Fund holdings and/or sector allocations are subject to change and are not buy/sell recommendations. Current and future portfolio holdings are subject to risk. Certain information presented based on proprietary or third-party estimates are subject to change and cannot be guaranteed.  Portfolio managers’ opinions and data included in this commentary are as of 6/30/17 and are subject to change without notice.  Any forecasts made cannot be guaranteed.  Information obtained from independent sources is considered reliable, but H&W cannot guarantee its accuracy or completeness. Specific securities identified are the largest contributors (or detractors) on a relative basis to the Russell 1000 Value Index. Securities’ absolute performance may reflect different results.
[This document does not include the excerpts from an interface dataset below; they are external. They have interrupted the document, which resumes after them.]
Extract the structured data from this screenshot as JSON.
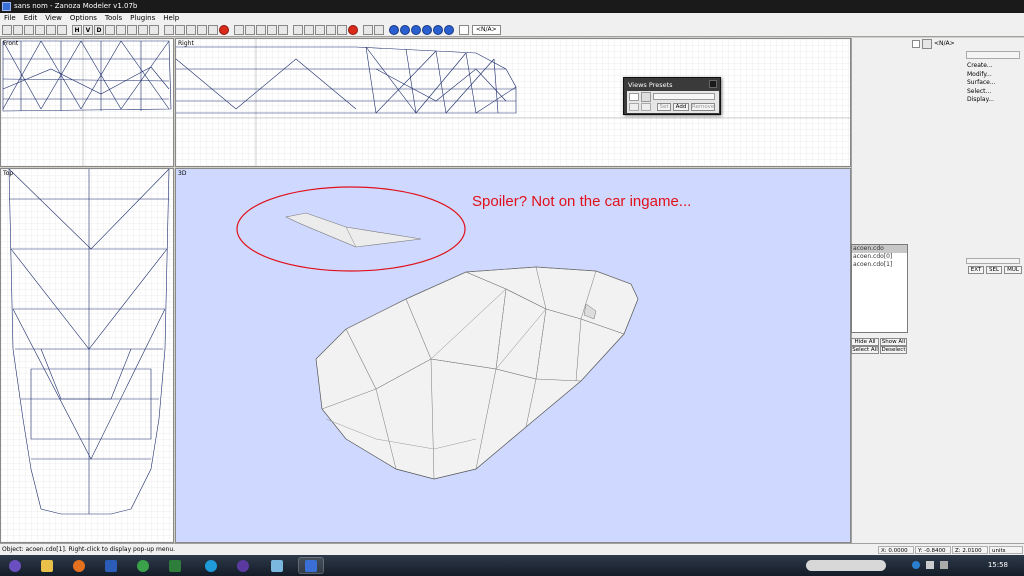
{
  "window": {
    "title": "sans nom - Zanoza Modeler v1.07b"
  },
  "menu": [
    "File",
    "Edit",
    "View",
    "Options",
    "Tools",
    "Plugins",
    "Help"
  ],
  "toolbar": {
    "letters": [
      "H",
      "V",
      "D"
    ],
    "na_label": "<N/A>"
  },
  "viewports": {
    "front": {
      "label": "Front"
    },
    "right": {
      "label": "Right"
    },
    "top": {
      "label": "Top"
    },
    "persp": {
      "label": "3D"
    }
  },
  "annotation": {
    "text": "Spoiler?  Not on the car ingame...",
    "color": "#e0101a"
  },
  "views_presets": {
    "title": "Views Presets",
    "set": "Set",
    "add": "Add",
    "remove": "Remove"
  },
  "right_panel": {
    "na_label": "<N/A>",
    "menu": [
      "Create...",
      "Modify...",
      "Surface...",
      "Select...",
      "Display..."
    ],
    "objects": [
      "acoen.cdo",
      "acoen.cdo[0]",
      "acoen.cdo[1]"
    ],
    "mode_buttons": [
      "EXT",
      "SEL",
      "MUL"
    ],
    "hide_all": "Hide All",
    "show_all": "Show All",
    "select_all": "Select All",
    "deselect": "Deselect"
  },
  "status": {
    "message": "Object: acoen.cdo[1]. Right-click to display pop-up menu.",
    "x": "X: 0.0000",
    "y": "Y: -0.8400",
    "z": "Z: 2.0100",
    "units": "units"
  },
  "taskbar": {
    "time": "15:58"
  },
  "colors": {
    "viewport3d_bg": "#cfd9ff",
    "wire": "#1a2a6a",
    "grid": "#d0d0d0"
  }
}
The Fund may not continue to hold the securities mentioned and the Advisor has no obligation to disclose purchases or sales of these securities. Attribution is an analysis of the portfolio's return relative to a selected benchmark, is calculated using daily holding information and does not reflect the payment of transaction costs, fees and expenses of the Fund. Past performance is no guarantee of future results. Diversification does not assure a profit nor protect against loss in a declining market.

Investing in value stocks presents the risk that value stocks may fall out of favor with investors and underperform other asset types during a  given periods. Equities, bonds, and other asset classes have different risk profiles, which should be considered when investing. All investments contain risk and may lose value.

Index definitions

Glossary of financial terms